Understanding the four V’s of big data security can remove the frustration often seen with internal SIEM projects and help control costs. Detection and response is more than another security point solution; you have to think beyond another box.
Data Volume is first and the most obvious, given the ‘big data’ moniker. Data volume for security information and event management (SIEM) inputs is expected to double this year and next. This data increase can drive up on-site hardware costs with unexpected upgrades, or limit what data is collected due to storage capacity. Cloud storage can provide on-demand scale often at lower rates, even better at fixed rates, with a SIEM service.
Data Velocity is second and is commonly referred to as events per second (EPS). All-in-one appliances are often divided for incoming data processing and console queries. The velocity of incoming data can overwhelm under-resourced hardware processing capacity, plus limit the availability of the resource as a console for queries and reports. Security analysts frustrated with slow query performance and long report run times will avoid the deployment, creating often-seen SIEM shelfware. Cloud scale provides additional processing capacity on-demand, and this too is better at fixed service rates.
Data Variety is third and expanding, as security analysts desire richer context. However, data variety can stress a traditional SIEM built on a common relational database with a fixed schema. As more data silos of various data types are collected, the ability to adapt and input them into a correlated data model drives big data architecture. This changes the skill sets of security analysts from running fixed queries and reports, to developing analytical mindsets to explore and optimize the data model frequently. This topic alone is driving the consolidation of big data expertise into cloud and services versus do-it-yourself internal projects.
Data Veracity is fourth, and aims at the truthfulness of the data collected, its normalization, correlation and output from analysis. While the three V’s above can be mostly addressed with technology, this V requires strong people skills managing processes. The old adage of “garbage in, garbage out” rings true. A recent Cost of Malware Containment study noted 66% of analyst time is wasted on faulty intelligence. Plus, many firms in the study used an ad hoc approach for detection without automation for intelligence collection. Data veracity hits directly on the right blend of technology, process and people for success.

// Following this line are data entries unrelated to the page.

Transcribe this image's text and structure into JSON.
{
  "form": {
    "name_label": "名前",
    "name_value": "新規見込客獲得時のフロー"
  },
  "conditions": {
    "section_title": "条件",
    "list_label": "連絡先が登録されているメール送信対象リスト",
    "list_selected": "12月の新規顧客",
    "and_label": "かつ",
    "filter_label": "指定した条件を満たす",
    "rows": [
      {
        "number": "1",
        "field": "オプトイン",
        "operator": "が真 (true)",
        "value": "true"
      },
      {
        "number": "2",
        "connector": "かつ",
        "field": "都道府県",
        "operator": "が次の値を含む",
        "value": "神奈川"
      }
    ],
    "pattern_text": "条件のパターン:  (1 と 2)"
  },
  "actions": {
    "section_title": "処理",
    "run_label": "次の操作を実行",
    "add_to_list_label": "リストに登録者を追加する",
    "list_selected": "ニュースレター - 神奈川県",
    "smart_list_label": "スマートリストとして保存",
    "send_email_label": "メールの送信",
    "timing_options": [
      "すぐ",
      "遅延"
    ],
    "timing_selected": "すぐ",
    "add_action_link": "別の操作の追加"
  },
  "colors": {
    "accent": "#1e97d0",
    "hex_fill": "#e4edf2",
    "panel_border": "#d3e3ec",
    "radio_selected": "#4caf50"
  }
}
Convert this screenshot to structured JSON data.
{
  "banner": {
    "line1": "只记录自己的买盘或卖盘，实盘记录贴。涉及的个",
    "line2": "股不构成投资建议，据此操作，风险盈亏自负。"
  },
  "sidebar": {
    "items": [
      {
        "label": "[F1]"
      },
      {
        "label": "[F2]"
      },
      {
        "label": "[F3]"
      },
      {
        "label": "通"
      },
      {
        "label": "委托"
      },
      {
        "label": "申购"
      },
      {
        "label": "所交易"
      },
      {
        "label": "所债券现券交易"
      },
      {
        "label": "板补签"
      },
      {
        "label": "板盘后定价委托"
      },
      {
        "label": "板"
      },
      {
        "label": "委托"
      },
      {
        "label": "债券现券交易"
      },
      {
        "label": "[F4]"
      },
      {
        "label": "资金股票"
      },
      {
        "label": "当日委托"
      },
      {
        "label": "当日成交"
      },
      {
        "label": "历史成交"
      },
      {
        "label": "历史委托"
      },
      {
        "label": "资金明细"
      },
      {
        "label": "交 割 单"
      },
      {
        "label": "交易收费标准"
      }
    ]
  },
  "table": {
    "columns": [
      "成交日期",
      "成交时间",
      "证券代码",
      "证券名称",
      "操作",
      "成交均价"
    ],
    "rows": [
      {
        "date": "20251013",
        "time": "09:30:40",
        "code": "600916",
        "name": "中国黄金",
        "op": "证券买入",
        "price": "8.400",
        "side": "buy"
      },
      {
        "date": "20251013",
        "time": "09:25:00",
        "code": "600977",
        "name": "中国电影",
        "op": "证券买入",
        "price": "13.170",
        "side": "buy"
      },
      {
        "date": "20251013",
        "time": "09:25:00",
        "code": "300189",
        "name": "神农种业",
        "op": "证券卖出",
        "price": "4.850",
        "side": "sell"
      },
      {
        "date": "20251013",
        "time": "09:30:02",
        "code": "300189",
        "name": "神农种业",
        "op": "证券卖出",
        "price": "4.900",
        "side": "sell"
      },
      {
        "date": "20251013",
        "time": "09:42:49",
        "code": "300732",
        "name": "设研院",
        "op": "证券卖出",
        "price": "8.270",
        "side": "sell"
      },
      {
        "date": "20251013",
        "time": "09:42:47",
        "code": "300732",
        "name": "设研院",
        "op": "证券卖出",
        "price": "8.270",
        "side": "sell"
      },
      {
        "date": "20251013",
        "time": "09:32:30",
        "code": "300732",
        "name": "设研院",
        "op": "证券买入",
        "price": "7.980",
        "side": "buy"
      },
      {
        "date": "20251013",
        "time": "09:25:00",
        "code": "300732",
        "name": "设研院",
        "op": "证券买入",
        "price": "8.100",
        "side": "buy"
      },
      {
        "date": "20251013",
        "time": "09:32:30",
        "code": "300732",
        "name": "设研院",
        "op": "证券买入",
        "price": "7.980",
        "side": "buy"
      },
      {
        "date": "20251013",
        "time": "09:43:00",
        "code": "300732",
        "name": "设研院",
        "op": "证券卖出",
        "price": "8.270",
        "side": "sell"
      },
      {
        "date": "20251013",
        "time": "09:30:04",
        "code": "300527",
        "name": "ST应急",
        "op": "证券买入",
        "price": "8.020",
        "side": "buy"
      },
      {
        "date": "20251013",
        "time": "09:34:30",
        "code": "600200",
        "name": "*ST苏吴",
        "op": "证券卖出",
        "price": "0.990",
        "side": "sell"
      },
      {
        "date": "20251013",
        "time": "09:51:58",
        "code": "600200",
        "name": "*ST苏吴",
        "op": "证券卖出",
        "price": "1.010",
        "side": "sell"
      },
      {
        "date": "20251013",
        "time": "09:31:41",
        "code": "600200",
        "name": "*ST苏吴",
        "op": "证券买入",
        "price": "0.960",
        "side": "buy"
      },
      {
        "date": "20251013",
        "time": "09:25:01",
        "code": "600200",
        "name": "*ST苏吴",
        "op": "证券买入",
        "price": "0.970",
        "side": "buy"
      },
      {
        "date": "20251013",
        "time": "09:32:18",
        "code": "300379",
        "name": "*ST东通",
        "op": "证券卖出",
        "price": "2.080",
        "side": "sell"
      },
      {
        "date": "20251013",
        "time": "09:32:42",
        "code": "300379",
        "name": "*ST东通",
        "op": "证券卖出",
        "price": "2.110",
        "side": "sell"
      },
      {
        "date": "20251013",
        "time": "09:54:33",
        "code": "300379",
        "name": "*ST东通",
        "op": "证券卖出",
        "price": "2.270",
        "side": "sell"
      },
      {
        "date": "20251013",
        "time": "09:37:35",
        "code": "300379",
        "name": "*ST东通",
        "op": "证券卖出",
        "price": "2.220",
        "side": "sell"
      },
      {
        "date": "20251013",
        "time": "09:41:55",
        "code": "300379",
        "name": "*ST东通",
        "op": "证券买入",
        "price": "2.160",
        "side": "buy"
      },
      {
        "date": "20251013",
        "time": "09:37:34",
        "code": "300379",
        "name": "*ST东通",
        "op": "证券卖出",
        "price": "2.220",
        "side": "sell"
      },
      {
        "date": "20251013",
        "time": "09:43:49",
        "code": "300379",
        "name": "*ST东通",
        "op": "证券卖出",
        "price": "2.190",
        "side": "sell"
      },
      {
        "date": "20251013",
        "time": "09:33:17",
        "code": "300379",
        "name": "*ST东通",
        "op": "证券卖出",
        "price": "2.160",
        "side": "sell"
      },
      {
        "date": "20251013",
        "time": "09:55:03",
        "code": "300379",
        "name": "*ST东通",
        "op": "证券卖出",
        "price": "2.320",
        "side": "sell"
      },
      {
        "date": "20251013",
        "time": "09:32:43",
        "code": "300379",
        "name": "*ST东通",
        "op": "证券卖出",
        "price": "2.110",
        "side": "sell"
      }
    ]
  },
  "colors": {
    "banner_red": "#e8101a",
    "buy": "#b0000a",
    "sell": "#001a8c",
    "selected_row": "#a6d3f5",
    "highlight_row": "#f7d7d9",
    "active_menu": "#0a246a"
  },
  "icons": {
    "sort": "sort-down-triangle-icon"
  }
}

Internal SIEM projects are not for the timid or shy. We believe there is a better answer – firebreak your network. A firebreak service addresses the four V’s above without the cost and complexity of doing-it-yourself. Please review our value proposition for more details.